# [Task prompt]
Among the lines of the records, find all that carry the word "structured" and copy them.

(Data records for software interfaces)

******

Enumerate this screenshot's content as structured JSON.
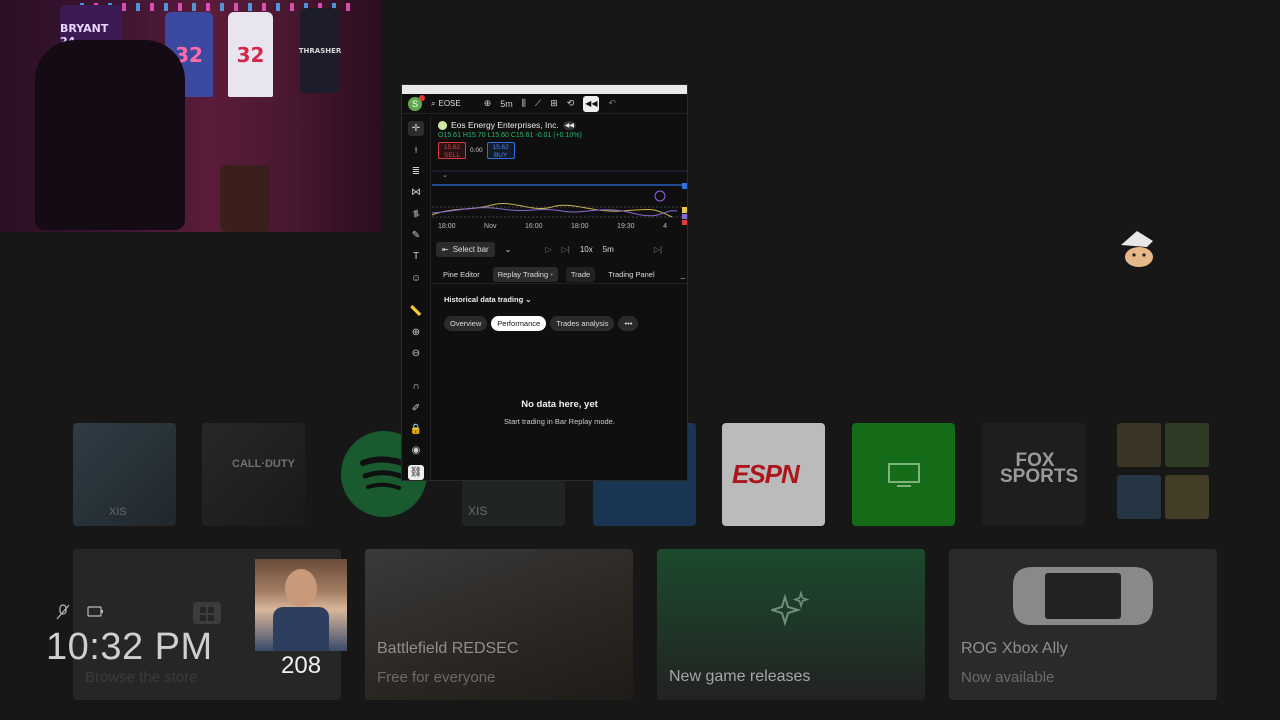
{
  "overlay": {
    "clock": "10:32 PM",
    "count": "208"
  },
  "webcam": {
    "jerseys": [
      "BRYANT 24",
      "32",
      "32",
      "THRASHER"
    ]
  },
  "tiles_row1": [
    {
      "name": "tile-game-1",
      "label": "XIS"
    },
    {
      "name": "tile-call-of-duty",
      "label": "CALL·DUTY"
    },
    {
      "name": "tile-spotify",
      "label": ""
    },
    {
      "name": "tile-game-xis",
      "label": "XIS"
    },
    {
      "name": "tile-blue",
      "label": ""
    },
    {
      "name": "tile-espn",
      "label": "ESPN"
    },
    {
      "name": "tile-tv",
      "label": ""
    },
    {
      "name": "tile-fox-sports",
      "label": "FOX SPORTS"
    },
    {
      "name": "tile-group",
      "label": ""
    }
  ],
  "cards": {
    "store": {
      "title": "",
      "subtitle": "Browse the store"
    },
    "battlefield": {
      "title": "Battlefield REDSEC",
      "subtitle": "Free for everyone"
    },
    "new_releases": {
      "title": "New game releases",
      "subtitle": ""
    },
    "rog": {
      "title": "ROG Xbox Ally",
      "subtitle": "Now available"
    }
  },
  "tradingview": {
    "symbol_search": "EOSE",
    "interval": "5m",
    "symbol_name": "Eos Energy Enterprises, Inc.",
    "ohlc": {
      "o": "O15.61",
      "h": "H15.70",
      "l": "L15.60",
      "c": "C15.61",
      "chg": "-0.01 (+0.10%)"
    },
    "sell_price": "15.62",
    "sell_label": "SELL",
    "spread": "0.00",
    "buy_price": "15.62",
    "buy_label": "BUY",
    "xaxis": [
      "18:00",
      "Nov",
      "16:00",
      "18:00",
      "19:30",
      "4"
    ],
    "select_bar": "Select bar",
    "speed": "10x",
    "replay_interval": "5m",
    "tabs": [
      "Pine Editor",
      "Replay Trading",
      "Trade",
      "Trading Panel"
    ],
    "section": "Historical data trading",
    "pills": [
      "Overview",
      "Performance",
      "Trades analysis"
    ],
    "empty_title": "No data here, yet",
    "empty_sub": "Start trading in Bar Replay mode.",
    "colors": {
      "sell": "#e0393e",
      "buy": "#2f6fe0",
      "up": "#2bb673"
    }
  }
}
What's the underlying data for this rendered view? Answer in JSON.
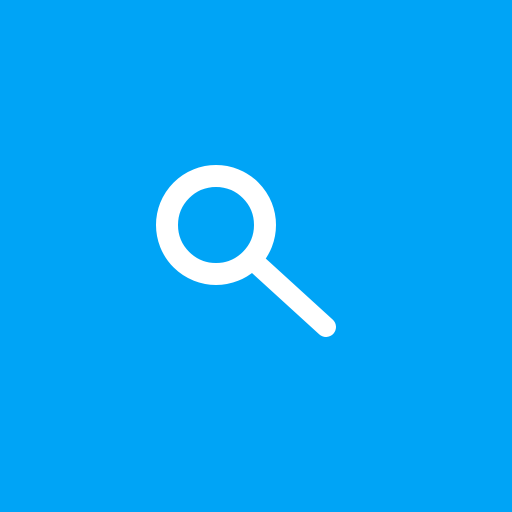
{
  "app": {
    "background_color": "#00A4F6",
    "icon": {
      "name": "search-icon",
      "color": "#FFFFFF"
    }
  }
}
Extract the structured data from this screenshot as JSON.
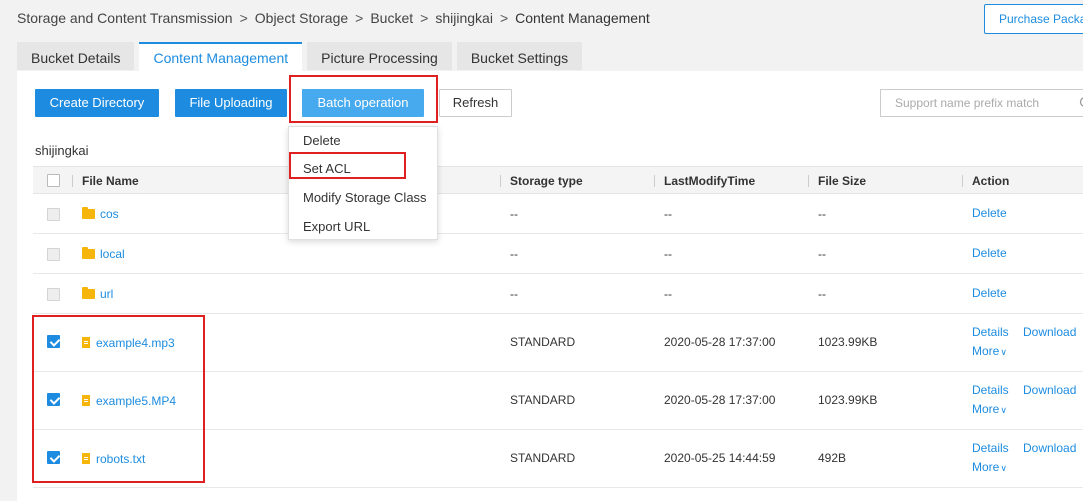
{
  "breadcrumb": {
    "items": [
      "Storage and Content Transmission",
      "Object Storage",
      "Bucket",
      "shijingkai",
      "Content Management"
    ],
    "separator": ">"
  },
  "header": {
    "purchase_label": "Purchase Package"
  },
  "tabs": [
    {
      "label": "Bucket Details",
      "active": false
    },
    {
      "label": "Content Management",
      "active": true
    },
    {
      "label": "Picture Processing",
      "active": false
    },
    {
      "label": "Bucket Settings",
      "active": false
    }
  ],
  "toolbar": {
    "create_directory": "Create Directory",
    "file_uploading": "File Uploading",
    "batch_operation": "Batch operation",
    "refresh": "Refresh",
    "search_placeholder": "Support name prefix match"
  },
  "batch_menu": {
    "items": [
      "Delete",
      "Set ACL",
      "Modify Storage Class",
      "Export URL"
    ]
  },
  "current_path": "shijingkai",
  "table": {
    "columns": [
      "File Name",
      "Storage type",
      "LastModifyTime",
      "File Size",
      "Action"
    ],
    "rows": [
      {
        "name": "cos",
        "type": "folder",
        "storage": "--",
        "modified": "--",
        "size": "--",
        "checked": false,
        "actions": [
          "Delete"
        ]
      },
      {
        "name": "local",
        "type": "folder",
        "storage": "--",
        "modified": "--",
        "size": "--",
        "checked": false,
        "actions": [
          "Delete"
        ]
      },
      {
        "name": "url",
        "type": "folder",
        "storage": "--",
        "modified": "--",
        "size": "--",
        "checked": false,
        "actions": [
          "Delete"
        ]
      },
      {
        "name": "example4.mp3",
        "type": "file",
        "storage": "STANDARD",
        "modified": "2020-05-28 17:37:00",
        "size": "1023.99KB",
        "checked": true,
        "actions": [
          "Details",
          "Download",
          "More"
        ]
      },
      {
        "name": "example5.MP4",
        "type": "file",
        "storage": "STANDARD",
        "modified": "2020-05-28 17:37:00",
        "size": "1023.99KB",
        "checked": true,
        "actions": [
          "Details",
          "Download",
          "More"
        ]
      },
      {
        "name": "robots.txt",
        "type": "file",
        "storage": "STANDARD",
        "modified": "2020-05-25 14:44:59",
        "size": "492B",
        "checked": true,
        "actions": [
          "Details",
          "Download",
          "More"
        ]
      }
    ]
  },
  "colors": {
    "accent": "#1d8ce0",
    "batch_button": "#47a9ee",
    "highlight": "#e02020",
    "folder": "#f5b50a"
  }
}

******

# [Solution below]
Enumerate this screenshot's content as structured JSON.
Extract the structured data from this screenshot as JSON.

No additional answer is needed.